One of the drills that we do in Choi Kwang Do is a counter attacking drill, where your partner throws a punch or a kick and you are meant to block and counter attack with 3-5 counter attacks, depending on how many attacks you think are needed. The counter attacks are meant to be thrown fast and hard after the block to catch your opponent by surprise and hopefully either knock them down or create an opening. In our classes we practice this counter attack but keep a little more distance between you and your opponent to ensure the safety of our partner and that they don’t get hit. To avoid us getting our distancing wrong, we regularly use shields to practice our punching and kicking in combinations to avoid negative training . Fairly regularly you see students going over this number of counter attacks, especially in the kids classes. When you tell them its meant to be 3-5 counter attacks they usually ask why? Which is a good question.

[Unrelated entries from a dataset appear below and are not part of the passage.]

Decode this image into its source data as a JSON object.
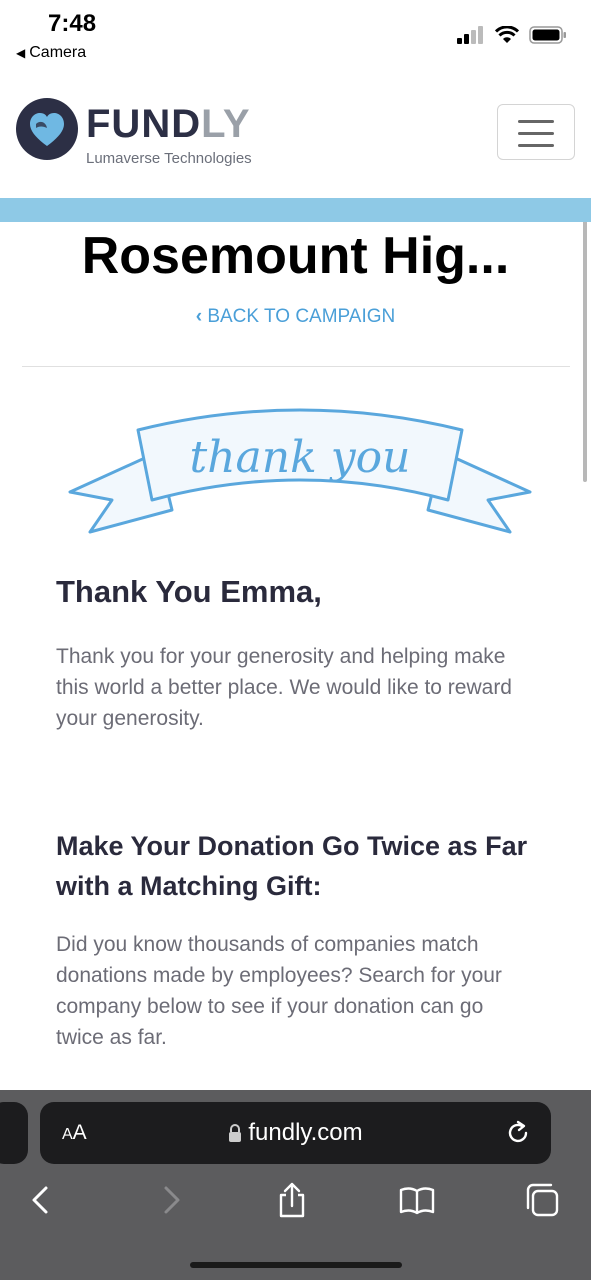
{
  "status_bar": {
    "time": "7:48",
    "back_app": "Camera"
  },
  "header": {
    "brand_main": "FUND",
    "brand_accent": "LY",
    "brand_sub": "Lumaverse Technologies"
  },
  "campaign": {
    "title": "Rosemount Hig...",
    "back_link": "BACK TO CAMPAIGN"
  },
  "banner": {
    "text": "thank you"
  },
  "content": {
    "thank_heading": "Thank You Emma,",
    "thank_text": "Thank you for your generosity and helping make this world a better place. We would like to reward your generosity.",
    "match_heading": "Make Your Donation Go Twice as Far with a Matching Gift:",
    "match_text": "Did you know thousands of companies match donations made by employees? Search for your company below to see if your donation can go twice as far."
  },
  "browser": {
    "aa_label_big": "A",
    "aa_label_small": "A",
    "url": "fundly.com"
  },
  "colors": {
    "accent": "#4a9fd8",
    "band": "#8ec9e6",
    "brand_dark": "#2c2f45"
  },
  "icons": [
    "signal-icon",
    "wifi-icon",
    "battery-icon",
    "hamburger-menu-icon",
    "lock-icon",
    "reload-icon",
    "back-arrow-icon",
    "forward-arrow-icon",
    "share-icon",
    "bookmarks-icon",
    "tabs-icon"
  ]
}
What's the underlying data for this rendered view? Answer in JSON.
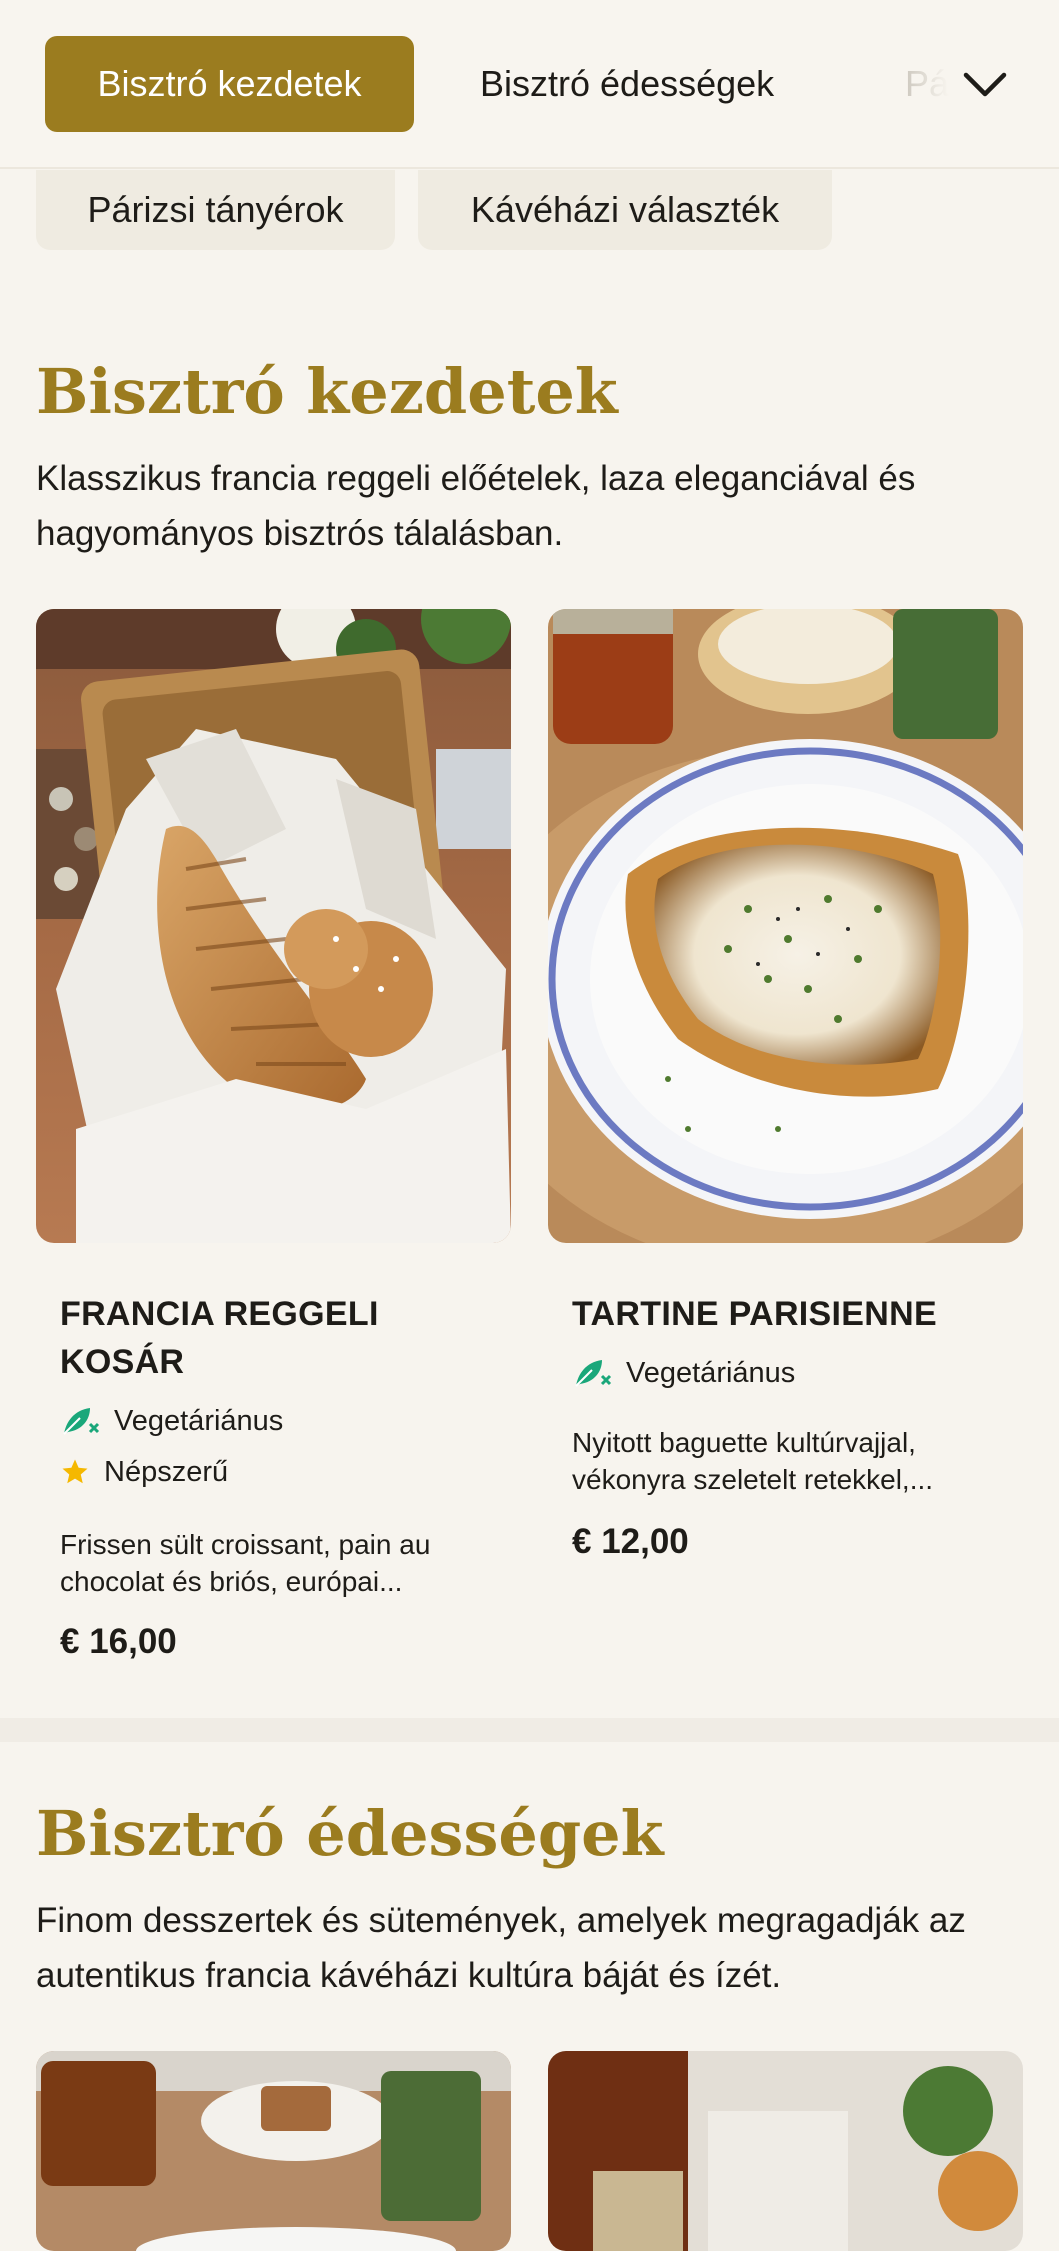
{
  "tabs": {
    "active": "Bisztró kezdetek",
    "second": "Bisztró édességek",
    "third_partial": "Pá"
  },
  "chips": [
    "Párizsi tányérok",
    "Kávéházi választék"
  ],
  "sections": [
    {
      "title": "Bisztró kezdetek",
      "description": "Klasszikus francia reggeli előételek, laza eleganciával és hagyományos bisztrós tálalásban.",
      "items": [
        {
          "name": "FRANCIA REGGELI KOSÁR",
          "tags": [
            "Vegetáriánus",
            "Népszerű"
          ],
          "description": "Frissen sült croissant, pain au chocolat és briós, európai...",
          "price": "€ 16,00"
        },
        {
          "name": "TARTINE PARISIENNE",
          "tags": [
            "Vegetáriánus"
          ],
          "description": "Nyitott baguette kultúrvajjal, vékonyra szeletelt retekkel,...",
          "price": "€ 12,00"
        }
      ]
    },
    {
      "title": "Bisztró édességek",
      "description": "Finom desszertek és sütemények, amelyek megragadják az autentikus francia kávéházi kultúra báját és ízét."
    }
  ],
  "colors": {
    "accent": "#9b7c1f",
    "background": "#f7f4ee",
    "vegetarian_icon": "#1aa77a",
    "popular_icon": "#f5b800"
  },
  "icons": {
    "chevron": "chevron-down-icon",
    "vegetarian": "vegetarian-leaf-icon",
    "popular": "star-icon"
  }
}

One of the things I LOVE about Choi Kwang Do is how much thought Grandmaster Choi continually puts into developing the art. Even the little details which you think he may have only have done for convenience, or because he just likes something, usually have a very well thought out and in-depth reason behind doing so. I once asked him why the CKD doboks (uniforms) we wear are three different colours and why he chose them. I fully expected an answer along the lines of, because he liked the look of the colours, but he actually had an in-depth explanation for each one that would fill a blog post itself.
With that in mind, Grandmaster Choi has always said with these particular defence drills that we throw 3-5 techniques, which if done properly should be enough to get yourself out of trouble. I started to think why is this a good idea. Why not carry on with 6,7,8,9 or more techniques?
After a lot of thinking about why he might use such a small number it occurred to me that there are two good reasons for keeping the counter attack number low when your training. We practice over and over in class in the hope that if we are ever unfortunate enough to get attacked our training will be hardwired in, and will take over while we deal with the effects of adrenaline in our system. So how we train is how we will hopefully act unconsciously.
The first good reason I came up with to keep the counter attacks low is that in Choi Kwang Do we are looking to defend ourselves. The best form of defence is to get out of the situation. If I am attacked and I manage to very quickly hit back with a flurry of 3-5 good shots I should be able to make enough of a gap to find an exit from the fight. By knocking the person back, or down they should be a little distance from me and so would give me the option at this point to run away. There is no shame in that. Leaving a fight is a sensible option especially if there is a big size discrepancy. So keeping the counter attack numbers low allows you to counter attack effectively and then make a decision to either escape, or IF needed carry on fighting.
The second reason keeping the number of punches and kicks low came to me fairly recently. It’s always something I’ve been aware of but hadn’t considered it in the context of how we practice our defence drills. If you throw lots of punches and kicks at a person and continue to do so, at some point you cross the line from self-defence to actually assaulting the other person. The law in the UK says we can use reasonable force to defend ourselves. If someone attacked us, 3-5 punches and kicks thrown back at them you can justify as reasonable self-defence. While i’m not saying you couldn’t throw more techniques and still class it as self-defence, the more you attack, the more in control you become of the fight, the more the line blurs from self defence to your behavior being seen as overly aggressive in the eyes of the law. The longer you attack the more at risk you are of crossing that line from self defence to assault.
If you are unlucky enough to be attacked when you are out and about you have no idea who is around to witness your attack or if anyone would be there to corroborate your story. If there are no witnesses and you are standing there unscathed and your opponent is bloody and bruised with tens of bruises from multiple impacts you might find yourself in the unfair situation of being the one jailed for assault, adding insult to injury. If its your word against theirs with no witnesses you might be the one in trouble. A fight you may not have started could end up with you losing your liberty and the person who started the issue walking free. That would be a nightmare situation, so by practicing a little restraint you could ensure that you defend yourself safely and walk away without having a legal issue hanging over your head.
To sign off this blog post I just want to add that if you are ever unfortunate enough to get attacked and have to defend yourself and the police get involved my advice is always the same. If the police are involved, no matter how much in the right you are and how much you want to be helpful it is in your BEST INTEREST to speak to a lawyer FIRST. It might seem like it will make the issue take longer to resolve but all it takes is you to say something wrong in the heat of the moment and you could put your liberty at risk. It is definitely in your best interest to do so no matter whether you think it makes you look guilty or not.
I hope this article gives you some food for thought. If your interested in Choi Kwang Do classes for your child, family member or yourself and are in the Bristol or Trowbridge area then please go to my web site at http://www.CKDBristol.co.uk for more information on our Choi Kwang Do classes that are great for teaching you self defence, self-confidence and also keeping you fit and healthy no matter your age. We offer 2 FREE lessons to all who sign up via the web site.
If you don’t live in my area and are interested in Choi Kwang Do then please visit http://www.ChoiKwangDo.com where you can find the nearest location to you. Most of the classes offer some sort of free lessons so please take a look.
Master Instructor of Choi Kwang Do.